Opera Singing lessons
Montreal Opera Singing Lessons
While perfecting the voice and breath learn how to best project your voice over an orchestra. Receive expert guidance in preparing for complete roles and recitals in all major operatic languages.
During classes the student will receive singing demonstrations by Gino Quilico that include technical explanations of:
The foundations of breath control
Projection without forcing the voice
Strategies, vocal chords and resonance
The use of legato and support (appoggio)
Vocal literature and dramatic interpretation
Musical styles associated with the composers
Preparation and presentation skills
How to select a good Opera Vocal Coach or what makes a good Opera vocal coach?
A good vocal coach should be focusing on the breath control. This is the number one issue with most singers. Remember that we are a wind instrument or breath instrument (No air, No sound).
A good vocal coach should be able to identify your strengths and your weaknesses and use both to build a solid technique. A good coach does not let things pass easily. Bad habits should be corrected immediately. Finally, a good coach is there to teach, advise and assist you to achieve your best.
Top strategies that classical singers use to hit high notes
The famous high note that makes us all tremble in fear! If I had give you one answer to this question... I would say (Forget the High note). However, this is not enough to cure us of this fear. We need more solid answers.

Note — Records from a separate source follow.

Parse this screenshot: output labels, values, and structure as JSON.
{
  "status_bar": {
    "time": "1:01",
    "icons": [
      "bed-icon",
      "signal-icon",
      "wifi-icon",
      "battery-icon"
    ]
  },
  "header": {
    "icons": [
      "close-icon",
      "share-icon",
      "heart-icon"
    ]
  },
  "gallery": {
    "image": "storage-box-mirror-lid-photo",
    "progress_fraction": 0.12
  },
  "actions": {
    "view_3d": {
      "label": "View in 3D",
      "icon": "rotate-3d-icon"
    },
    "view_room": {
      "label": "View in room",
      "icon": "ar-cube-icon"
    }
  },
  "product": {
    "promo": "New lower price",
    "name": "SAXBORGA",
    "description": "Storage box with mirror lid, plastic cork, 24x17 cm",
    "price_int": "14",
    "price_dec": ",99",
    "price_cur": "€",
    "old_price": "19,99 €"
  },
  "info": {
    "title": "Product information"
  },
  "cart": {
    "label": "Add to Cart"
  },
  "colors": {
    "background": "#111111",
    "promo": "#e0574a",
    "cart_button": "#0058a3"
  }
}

Well, let me see... Oh yes... The breath...The support...The approach...The lifting of the upper palate...The cover... The visualization...The vowel... All of these expressions and more are used and the approaches must be perfect to make it really happen. If you reach for the high note then you are most likely pushing the sound out by force. A perfect high note must not feel high, one should think the high note is low, the palate is high, the support is engaged and the note must float on a wave of air.
Most popular Operas for beginner
I like to suggest to my young students to start with the more simple arias or art songs. Not necessarily the lead roles but the secondary ones. Some baroque music such as the first opera ever written Orfeo by Monteverdi. Some of the lighter art songs Handel, Tosti, Fauré, Brahms etc… The ones that do not demand great vocal stress. I like to call this the comfort zone.
My reason for this is to work more on the breathing technique in a more relaxed fashion rather than a very demanding vocal aria. This gives us more of a chance to work on details such as the text and pronunciation which very often interferes with the vocal production. The simple arias or art songs tend to demand less volume (not loud singing). The volume plays a less important role and therefore you can work more on the timbre of your voice (Not Quantity but Quality).
Of course if a student is more advanced and has more experience and is planning to sing La Traviata or Don Giovanni, then yes, we will work hard to get these roles to perfection with the same approach.